--- Provided records ---
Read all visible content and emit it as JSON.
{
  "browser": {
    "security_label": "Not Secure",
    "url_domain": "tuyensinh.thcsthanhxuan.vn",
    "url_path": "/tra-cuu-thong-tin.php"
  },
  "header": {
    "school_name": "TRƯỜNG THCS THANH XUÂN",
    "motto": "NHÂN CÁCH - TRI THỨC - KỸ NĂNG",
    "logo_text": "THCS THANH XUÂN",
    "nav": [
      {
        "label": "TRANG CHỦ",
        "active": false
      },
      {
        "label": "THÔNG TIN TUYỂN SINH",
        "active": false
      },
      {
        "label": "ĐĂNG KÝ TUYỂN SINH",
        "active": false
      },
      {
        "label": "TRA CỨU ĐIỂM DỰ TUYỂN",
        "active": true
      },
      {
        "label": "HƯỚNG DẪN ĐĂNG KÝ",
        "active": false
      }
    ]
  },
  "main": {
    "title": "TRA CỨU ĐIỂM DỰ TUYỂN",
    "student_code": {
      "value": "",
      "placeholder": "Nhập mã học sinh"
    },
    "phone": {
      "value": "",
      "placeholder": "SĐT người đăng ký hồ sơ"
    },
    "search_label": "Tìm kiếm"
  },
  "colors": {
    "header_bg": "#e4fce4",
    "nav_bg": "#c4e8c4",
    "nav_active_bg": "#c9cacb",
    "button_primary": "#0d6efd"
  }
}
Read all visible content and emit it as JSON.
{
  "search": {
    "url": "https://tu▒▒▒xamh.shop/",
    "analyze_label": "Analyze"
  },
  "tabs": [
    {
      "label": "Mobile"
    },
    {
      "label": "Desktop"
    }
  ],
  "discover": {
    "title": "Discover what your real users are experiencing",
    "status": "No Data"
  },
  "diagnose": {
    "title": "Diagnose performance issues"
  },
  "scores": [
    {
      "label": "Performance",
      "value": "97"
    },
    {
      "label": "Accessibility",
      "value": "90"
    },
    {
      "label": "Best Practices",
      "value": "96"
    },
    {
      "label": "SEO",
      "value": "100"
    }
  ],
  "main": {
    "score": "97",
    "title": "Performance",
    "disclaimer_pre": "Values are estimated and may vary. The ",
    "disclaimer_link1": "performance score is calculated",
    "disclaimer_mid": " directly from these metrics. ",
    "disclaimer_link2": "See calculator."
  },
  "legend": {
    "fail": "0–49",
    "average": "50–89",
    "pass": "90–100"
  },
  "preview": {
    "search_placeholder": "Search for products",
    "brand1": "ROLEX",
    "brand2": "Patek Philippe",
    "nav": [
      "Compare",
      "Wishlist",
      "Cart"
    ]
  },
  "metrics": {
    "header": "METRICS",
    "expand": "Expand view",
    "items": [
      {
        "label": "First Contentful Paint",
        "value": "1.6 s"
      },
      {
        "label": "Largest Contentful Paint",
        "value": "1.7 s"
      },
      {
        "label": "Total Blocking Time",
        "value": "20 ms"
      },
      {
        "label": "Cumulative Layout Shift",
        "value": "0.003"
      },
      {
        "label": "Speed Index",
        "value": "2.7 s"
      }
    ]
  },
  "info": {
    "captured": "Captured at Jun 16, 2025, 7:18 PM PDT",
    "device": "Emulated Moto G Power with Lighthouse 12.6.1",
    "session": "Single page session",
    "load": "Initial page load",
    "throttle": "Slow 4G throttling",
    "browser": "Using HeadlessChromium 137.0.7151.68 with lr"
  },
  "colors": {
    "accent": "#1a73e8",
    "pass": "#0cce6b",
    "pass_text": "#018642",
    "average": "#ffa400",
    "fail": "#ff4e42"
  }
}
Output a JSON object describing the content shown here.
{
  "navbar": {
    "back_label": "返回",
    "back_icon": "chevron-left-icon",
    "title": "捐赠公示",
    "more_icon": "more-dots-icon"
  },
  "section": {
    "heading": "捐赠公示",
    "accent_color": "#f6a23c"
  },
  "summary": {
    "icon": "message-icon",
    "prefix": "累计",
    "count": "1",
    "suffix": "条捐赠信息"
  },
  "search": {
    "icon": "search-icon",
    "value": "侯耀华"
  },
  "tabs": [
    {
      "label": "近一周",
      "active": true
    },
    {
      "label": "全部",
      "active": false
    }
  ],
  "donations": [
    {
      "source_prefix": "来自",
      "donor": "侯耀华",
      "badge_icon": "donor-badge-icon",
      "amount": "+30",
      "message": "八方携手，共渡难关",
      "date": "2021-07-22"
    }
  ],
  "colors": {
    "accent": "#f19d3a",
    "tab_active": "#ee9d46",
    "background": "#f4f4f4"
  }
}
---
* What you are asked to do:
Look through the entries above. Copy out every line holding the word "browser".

* Answer section:
  "browser": {
    "browser": "Using HeadlessChromium 137.0.7151.68 with lr"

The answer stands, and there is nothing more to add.